Truthfully, I didn’t have a clue of what it was because the shots I’ve seen of Kites before focused on their underside, not their back.

Unfortunately, the clouds and dark sky necessitated a slow shutter speed so the shots I got weren’t as sharp as I like, particularly when the kite was flying like this.

Amazingly, instead of just flying away, as I would have suspected, the Kite circled back and landed where I had first seen it.

I’m pretty sure this shot

would have been my favorite shot of the day if I’d been able to shoot at a higher shutter speed because it’s really dramatic pose.

As it is, this

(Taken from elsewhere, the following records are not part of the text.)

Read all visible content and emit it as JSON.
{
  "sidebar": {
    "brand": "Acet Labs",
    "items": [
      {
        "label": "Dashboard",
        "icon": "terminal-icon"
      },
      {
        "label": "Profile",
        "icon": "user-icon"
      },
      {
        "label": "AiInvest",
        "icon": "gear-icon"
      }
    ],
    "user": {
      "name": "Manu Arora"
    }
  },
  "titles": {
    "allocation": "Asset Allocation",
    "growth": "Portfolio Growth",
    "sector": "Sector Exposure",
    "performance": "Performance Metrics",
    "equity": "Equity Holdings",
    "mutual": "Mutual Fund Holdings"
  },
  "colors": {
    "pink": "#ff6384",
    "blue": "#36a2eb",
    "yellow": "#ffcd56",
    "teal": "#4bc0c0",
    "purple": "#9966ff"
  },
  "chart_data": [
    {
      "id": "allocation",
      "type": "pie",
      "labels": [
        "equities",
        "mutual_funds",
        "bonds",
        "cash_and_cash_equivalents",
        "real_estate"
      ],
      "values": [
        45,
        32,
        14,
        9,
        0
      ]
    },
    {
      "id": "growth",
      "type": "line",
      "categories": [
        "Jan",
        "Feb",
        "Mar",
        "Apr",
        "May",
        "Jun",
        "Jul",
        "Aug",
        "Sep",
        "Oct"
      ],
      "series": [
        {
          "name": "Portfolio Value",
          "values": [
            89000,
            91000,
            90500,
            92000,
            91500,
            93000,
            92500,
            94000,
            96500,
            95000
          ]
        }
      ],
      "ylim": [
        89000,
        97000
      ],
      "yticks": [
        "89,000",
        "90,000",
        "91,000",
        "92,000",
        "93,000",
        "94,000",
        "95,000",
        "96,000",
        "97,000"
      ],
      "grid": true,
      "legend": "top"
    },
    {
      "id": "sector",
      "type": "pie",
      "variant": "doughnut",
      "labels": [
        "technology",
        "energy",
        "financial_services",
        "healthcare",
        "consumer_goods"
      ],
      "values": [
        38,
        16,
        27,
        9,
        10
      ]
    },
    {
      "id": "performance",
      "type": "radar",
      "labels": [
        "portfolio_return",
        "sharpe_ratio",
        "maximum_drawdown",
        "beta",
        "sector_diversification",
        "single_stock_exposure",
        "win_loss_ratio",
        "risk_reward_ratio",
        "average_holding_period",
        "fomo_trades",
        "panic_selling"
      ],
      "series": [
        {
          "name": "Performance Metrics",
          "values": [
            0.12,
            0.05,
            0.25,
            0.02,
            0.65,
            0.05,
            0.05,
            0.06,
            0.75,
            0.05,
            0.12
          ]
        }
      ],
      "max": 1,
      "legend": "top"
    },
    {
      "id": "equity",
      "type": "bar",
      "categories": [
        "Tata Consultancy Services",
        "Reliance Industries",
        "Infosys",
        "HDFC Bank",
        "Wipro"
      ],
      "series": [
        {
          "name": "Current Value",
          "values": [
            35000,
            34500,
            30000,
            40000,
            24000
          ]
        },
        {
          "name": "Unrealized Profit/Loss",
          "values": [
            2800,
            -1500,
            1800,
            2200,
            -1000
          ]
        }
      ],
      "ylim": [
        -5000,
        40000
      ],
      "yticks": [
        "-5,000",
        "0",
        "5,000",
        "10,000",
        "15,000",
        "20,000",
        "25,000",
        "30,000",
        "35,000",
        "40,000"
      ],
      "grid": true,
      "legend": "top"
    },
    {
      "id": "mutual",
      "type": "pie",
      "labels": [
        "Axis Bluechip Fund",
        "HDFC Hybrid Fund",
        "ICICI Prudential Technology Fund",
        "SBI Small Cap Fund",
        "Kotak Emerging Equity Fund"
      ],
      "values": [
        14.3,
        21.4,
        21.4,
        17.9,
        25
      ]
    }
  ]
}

was my favorite shot because the Kite’s body, and eyes, are quite sharp even if the motion of the wings causes blur.

Truthfully, I would have been thrilled by the event even if I had managed a single photo. I’m sure I was able to get closer to the Kite because it was foggy and birds are more approachable when it is foggy.

Just North of Bodega Bay

I can’t remember visiting Santa Rosa without going out to the coast, and we weren’t going to let a little rain and clouds stop us this time, either. Jeff took us out to the coast via the Russian River, and we ended up walking a stretch of the coast I’ve never walked before.

Ideally I should have probably brought a different lens for scenics, but I was hoping to see birds, too, so I compromised with my 100-400mm Canon lens. Most of these shots were actually panorama shots consisting of 3 or more shots. I’m always amazed at how well Photoshop reconstructs these, especially when waves are involved.

It would have been nice if it had been a little sunnier, but, after living on the Washington coast for six month, I figure any day on the coast without rain is a great day. There’s definitely a reason one of my favorite Facebook groups is called “fogwalking.”

Not sure why arches like this are so appealing, but they are — perhaps they are doorways to magical kingdoms.

Most of the Washington coast is relatively flat — like Longbeach — so it’s a treat to see these kinds of headlands.

Heck, even the outhouse had a great view of the ocean,

and it’s not often that you get to look down on birds.